START RECORDED INFORMATION

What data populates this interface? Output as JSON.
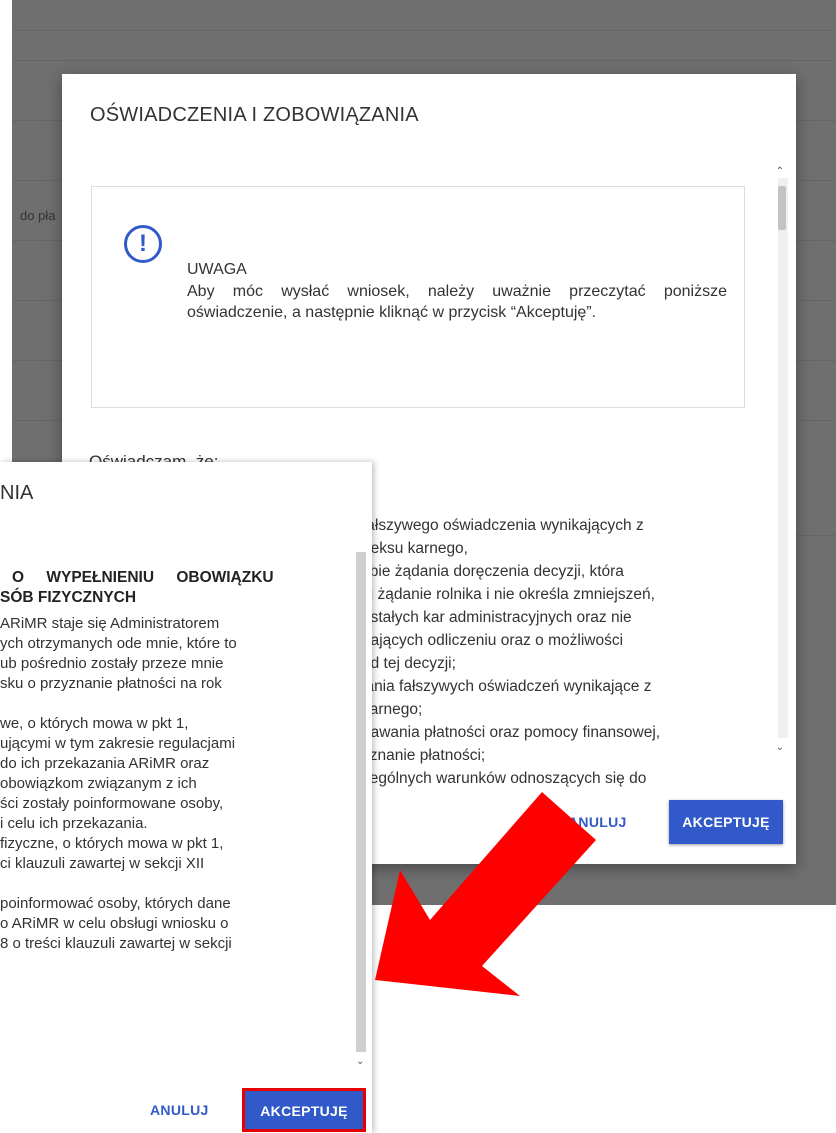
{
  "background": {
    "partial_label": "do pła"
  },
  "dialog_main": {
    "title": "OŚWIADCZENIA I ZOBOWIĄZANIA",
    "notice": {
      "icon": "exclamation-circle-icon",
      "title": "UWAGA",
      "text": "Aby móc wysłać wniosek, należy uważnie przeczytać poniższe oświadczenie, a następnie kliknąć w przycisk “Akceptuję”."
    },
    "declaration_label": "Oświadczam, że:",
    "visible_lines": [
      "fałszywego oświadczenia wynikających z",
      "deksu karnego,",
      "ybie żądania doręczenia decyzji, która",
      "ci żądanie rolnika i nie określa zmniejszeń,",
      "ostałych kar administracyjnych oraz nie",
      "gających odliczeniu oraz o możliwości",
      "od tej decyzji;",
      "lania fałszywych oświadczeń wynikające z",
      "karnego;",
      "nawania płatności oraz pomocy finansowej,",
      "yznanie płatności;",
      "zególnych warunków odnoszących się do"
    ],
    "cancel_label": "ANULUJ",
    "accept_label": "AKCEPTUJĘ"
  },
  "dialog_front": {
    "title_fragment": "NIA",
    "heading_lines": [
      "O WYPEŁNIENIU OBOWIĄZKU",
      "SÓB FIZYCZNYCH"
    ],
    "body_lines": [
      "ARiMR staje się Administratorem",
      "ych otrzymanych ode mnie, które to",
      "ub pośrednio zostały przeze mnie",
      "sku o przyznanie płatności na rok",
      "",
      "we, o których mowa w pkt 1,",
      "ującymi w tym zakresie regulacjami",
      " do ich przekazania ARiMR oraz",
      " obowiązkom związanym z ich",
      "ści zostały poinformowane osoby,",
      " i celu ich przekazania.",
      " fizyczne, o których mowa w pkt 1,",
      "ci klauzuli zawartej w sekcji XII",
      "",
      "poinformować osoby, których dane",
      "o ARiMR w celu obsługi wniosku o",
      "8 o treści klauzuli zawartej w sekcji"
    ],
    "cancel_label": "ANULUJ",
    "accept_label": "AKCEPTUJĘ"
  },
  "colors": {
    "primary": "#3159c9",
    "highlight": "#e60000",
    "overlay": "#6f6f6f"
  }
}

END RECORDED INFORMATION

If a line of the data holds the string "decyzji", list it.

» YOUR SOLUTION
      "ybie żądania doręczenia decyzji, która",
      "od tej decyzji;",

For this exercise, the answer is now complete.